In a release to the county last fall, Didawick said, “Many residential properties did go down, especially the higher priced properties as they are the more difficult to sell at this time. Tracts of vacant land and some commercial properties did increase in value.”
~ BOARD OF EQUALIZATION Virginia law requires that following each reassessment, localities establish a Board of Equalization to hear appeals by landowners.
The Board of Supervisors nominated members to a Board of Equalization, whose appointments were made by the Circuit Court.
The members of the Board of Equalization are John Jenkins, at-large, Ralph Sutton from the James Madison district, Larry Cameron from the James Monroe District, Ralph Peregory from Dahlgren and Homer Hite from Shiloh.
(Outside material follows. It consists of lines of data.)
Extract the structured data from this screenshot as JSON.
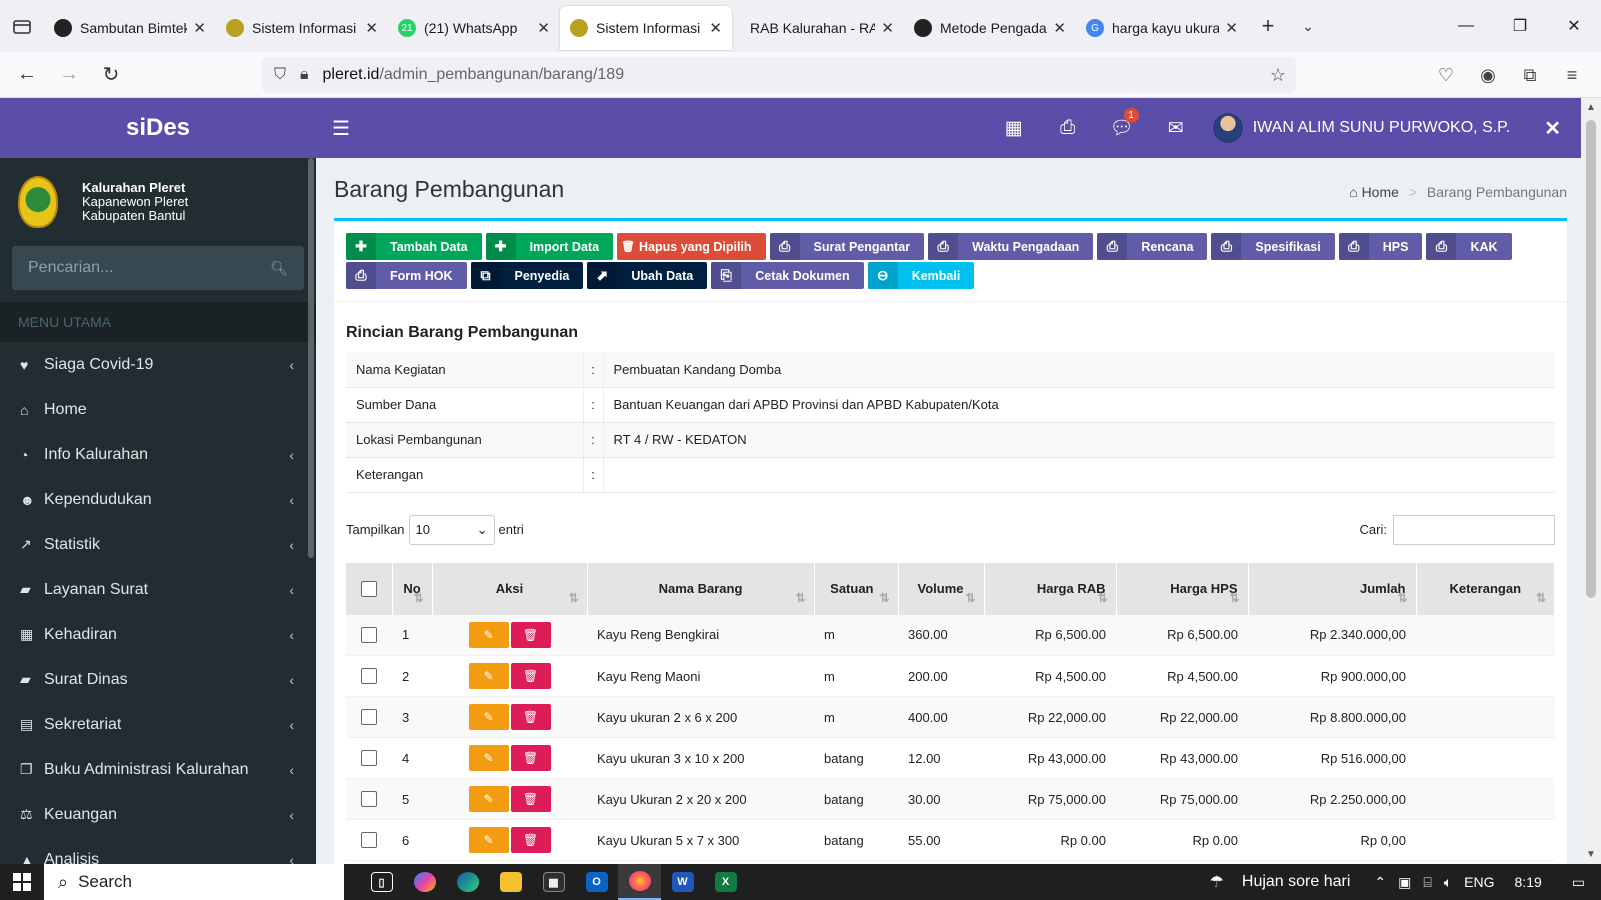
{
  "browser": {
    "tabs": [
      {
        "title": "Sambutan Bimtek",
        "fav_color": "#222222",
        "active": false
      },
      {
        "title": "Sistem Informasi K",
        "fav_color": "#b8a020",
        "active": false
      },
      {
        "title": "(21) WhatsApp",
        "fav_color": "#25d366",
        "fav_text": "21",
        "active": false
      },
      {
        "title": "Sistem Informasi K",
        "fav_color": "#b8a020",
        "active": true
      },
      {
        "title": "RAB Kalurahan - RAB",
        "fav_color": "",
        "active": false
      },
      {
        "title": "Metode Pengadaa",
        "fav_color": "#222222",
        "active": false
      },
      {
        "title": "harga kayu ukuran",
        "fav_color": "#4285f4",
        "fav_text": "G",
        "active": false
      }
    ],
    "url_domain": "pleret.id",
    "url_path": "/admin_pembangunan/barang/189"
  },
  "sidebar": {
    "brand": "siDes",
    "org_line1": "Kalurahan Pleret",
    "org_line2": "Kapanewon Pleret",
    "org_line3": "Kabupaten Bantul",
    "search_placeholder": "Pencarian...",
    "menu_header": "MENU UTAMA",
    "items": [
      {
        "label": "Siaga Covid-19",
        "icon": "heartbeat-icon",
        "glyph": "♥",
        "arrow": true
      },
      {
        "label": "Home",
        "icon": "home-icon",
        "glyph": "⌂",
        "arrow": false
      },
      {
        "label": "Info Kalurahan",
        "icon": "dashboard-icon",
        "glyph": "◔",
        "arrow": true
      },
      {
        "label": "Kependudukan",
        "icon": "users-icon",
        "glyph": "☻",
        "arrow": true
      },
      {
        "label": "Statistik",
        "icon": "chart-line-icon",
        "glyph": "↗",
        "arrow": true
      },
      {
        "label": "Layanan Surat",
        "icon": "book-icon",
        "glyph": "▰",
        "arrow": true
      },
      {
        "label": "Kehadiran",
        "icon": "calendar-check-icon",
        "glyph": "▦",
        "arrow": true
      },
      {
        "label": "Surat Dinas",
        "icon": "book-icon",
        "glyph": "▰",
        "arrow": true
      },
      {
        "label": "Sekretariat",
        "icon": "archive-icon",
        "glyph": "▤",
        "arrow": true
      },
      {
        "label": "Buku Administrasi Kalurahan",
        "icon": "copy-icon",
        "glyph": "❐",
        "arrow": true
      },
      {
        "label": "Keuangan",
        "icon": "balance-scale-icon",
        "glyph": "⚖",
        "arrow": true
      },
      {
        "label": "Analisis",
        "icon": "analysis-icon",
        "glyph": "▲",
        "arrow": true
      }
    ]
  },
  "header": {
    "user_name": "IWAN ALIM SUNU PURWOKO, S.P.",
    "notif_count": "1"
  },
  "page": {
    "title": "Barang Pembangunan",
    "breadcrumb_home": "Home",
    "breadcrumb_current": "Barang Pembangunan"
  },
  "toolbar": [
    {
      "label": "Tambah Data",
      "color": "green",
      "glyph": "✚",
      "icon": "plus-icon",
      "name": "tambah-data-button"
    },
    {
      "label": "Import Data",
      "color": "green",
      "glyph": "✚",
      "icon": "plus-icon",
      "name": "import-data-button"
    },
    {
      "label": "Hapus yang Dipilih",
      "color": "red",
      "glyph": "🗑",
      "icon": "trash-icon",
      "name": "hapus-dipilih-button",
      "inline": true
    },
    {
      "label": "Surat Pengantar",
      "color": "purple",
      "glyph": "⎙",
      "icon": "print-icon",
      "name": "surat-pengantar-button"
    },
    {
      "label": "Waktu Pengadaan",
      "color": "purple",
      "glyph": "⎙",
      "icon": "print-icon",
      "name": "waktu-pengadaan-button"
    },
    {
      "label": "Rencana",
      "color": "purple",
      "glyph": "⎙",
      "icon": "print-icon",
      "name": "rencana-button"
    },
    {
      "label": "Spesifikasi",
      "color": "purple",
      "glyph": "⎙",
      "icon": "print-icon",
      "name": "spesifikasi-button"
    },
    {
      "label": "HPS",
      "color": "purple",
      "glyph": "⎙",
      "icon": "print-icon",
      "name": "hps-button"
    },
    {
      "label": "KAK",
      "color": "purple",
      "glyph": "⎙",
      "icon": "print-icon",
      "name": "kak-button"
    },
    {
      "label": "Form HOK",
      "color": "purple",
      "glyph": "⎙",
      "icon": "print-icon",
      "name": "form-hok-button"
    },
    {
      "label": "Penyedia",
      "color": "navy",
      "glyph": "⧉",
      "icon": "external-link-icon",
      "name": "penyedia-button"
    },
    {
      "label": "Ubah Data",
      "color": "navy",
      "glyph": "⬈",
      "icon": "edit-square-icon",
      "name": "ubah-data-button"
    },
    {
      "label": "Cetak Dokumen",
      "color": "purple",
      "glyph": "⎘",
      "icon": "file-pdf-icon",
      "name": "cetak-dokumen-button"
    },
    {
      "label": "Kembali",
      "color": "blue",
      "glyph": "⊖",
      "icon": "arrow-circle-left-icon",
      "name": "kembali-button"
    }
  ],
  "detail": {
    "title": "Rincian Barang Pembangunan",
    "separator": ":",
    "rows": [
      {
        "label": "Nama Kegiatan",
        "value": "Pembuatan Kandang Domba"
      },
      {
        "label": "Sumber Dana",
        "value": "Bantuan Keuangan dari APBD Provinsi dan APBD Kabupaten/Kota"
      },
      {
        "label": "Lokasi Pembangunan",
        "value": "RT 4 / RW - KEDATON"
      },
      {
        "label": "Keterangan",
        "value": ""
      }
    ]
  },
  "table_controls": {
    "show_label": "Tampilkan",
    "show_value": "10",
    "entries_label": "entri",
    "search_label": "Cari:"
  },
  "table": {
    "headers": [
      "No",
      "Aksi",
      "Nama Barang",
      "Satuan",
      "Volume",
      "Harga RAB",
      "Harga HPS",
      "Jumlah",
      "Keterangan"
    ],
    "rows": [
      {
        "no": "1",
        "nama": "Kayu Reng Bengkirai",
        "satuan": "m",
        "volume": "360.00",
        "rab": "Rp 6,500.00",
        "hps": "Rp 6,500.00",
        "jumlah": "Rp 2.340.000,00",
        "ket": ""
      },
      {
        "no": "2",
        "nama": "Kayu Reng Maoni",
        "satuan": "m",
        "volume": "200.00",
        "rab": "Rp 4,500.00",
        "hps": "Rp 4,500.00",
        "jumlah": "Rp 900.000,00",
        "ket": ""
      },
      {
        "no": "3",
        "nama": "Kayu ukuran 2 x 6 x 200",
        "satuan": "m",
        "volume": "400.00",
        "rab": "Rp 22,000.00",
        "hps": "Rp 22,000.00",
        "jumlah": "Rp 8.800.000,00",
        "ket": ""
      },
      {
        "no": "4",
        "nama": "Kayu ukuran 3 x 10 x 200",
        "satuan": "batang",
        "volume": "12.00",
        "rab": "Rp 43,000.00",
        "hps": "Rp 43,000.00",
        "jumlah": "Rp 516.000,00",
        "ket": ""
      },
      {
        "no": "5",
        "nama": "Kayu Ukuran 2 x 20 x 200",
        "satuan": "batang",
        "volume": "30.00",
        "rab": "Rp 75,000.00",
        "hps": "Rp 75,000.00",
        "jumlah": "Rp 2.250.000,00",
        "ket": ""
      },
      {
        "no": "6",
        "nama": "Kayu Ukuran 5 x 7 x 300",
        "satuan": "batang",
        "volume": "55.00",
        "rab": "Rp 0.00",
        "hps": "Rp 0.00",
        "jumlah": "Rp 0,00",
        "ket": ""
      }
    ]
  },
  "taskbar": {
    "search_label": "Search",
    "weather": "Hujan sore hari",
    "lang": "ENG",
    "time": "8:19"
  },
  "colors": {
    "brand": "#5b4ea8",
    "sidebar": "#222d32",
    "accent": "#00c0ef"
  }
}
The appointees were required to participate in training provided by the state Department of Taxation to prepare for their duties. During their training session in December, Hite was elected chairman, with Cameron as secretary.
~ REASSESSMENTS AND TAX RATES As noted, the new assessed valuations went into effect January 1, 2010. Adjustments on the real estate tax rate will take place this spring, during the budget process and following a public hearing by the Board of Supervisors.
During upcoming budget deliberations to be scheduled, Supervisors will be provided an “equalized” tax rate by county finance staff. With real estate assessments down on the average, that means the equalized rate will be a tax figure that is higher than the current 45-cents per $100 valuation.
The equalized tax rate figure will reflect a calculation of what the tax rate would be if the same amount of real estate tax revenue were to be realized by the county as in the current year, but based on the new, lower real estate assessments.
Any proposed tax rate above the equalized rate would be a county tax increase and would be advertised as such.
Whatever tax rate is adopted by the Board of Supervisors in spring 2010 will be reflected in tax bills due in June 2010 when the first half-year payment is due.
By Phyllis Cook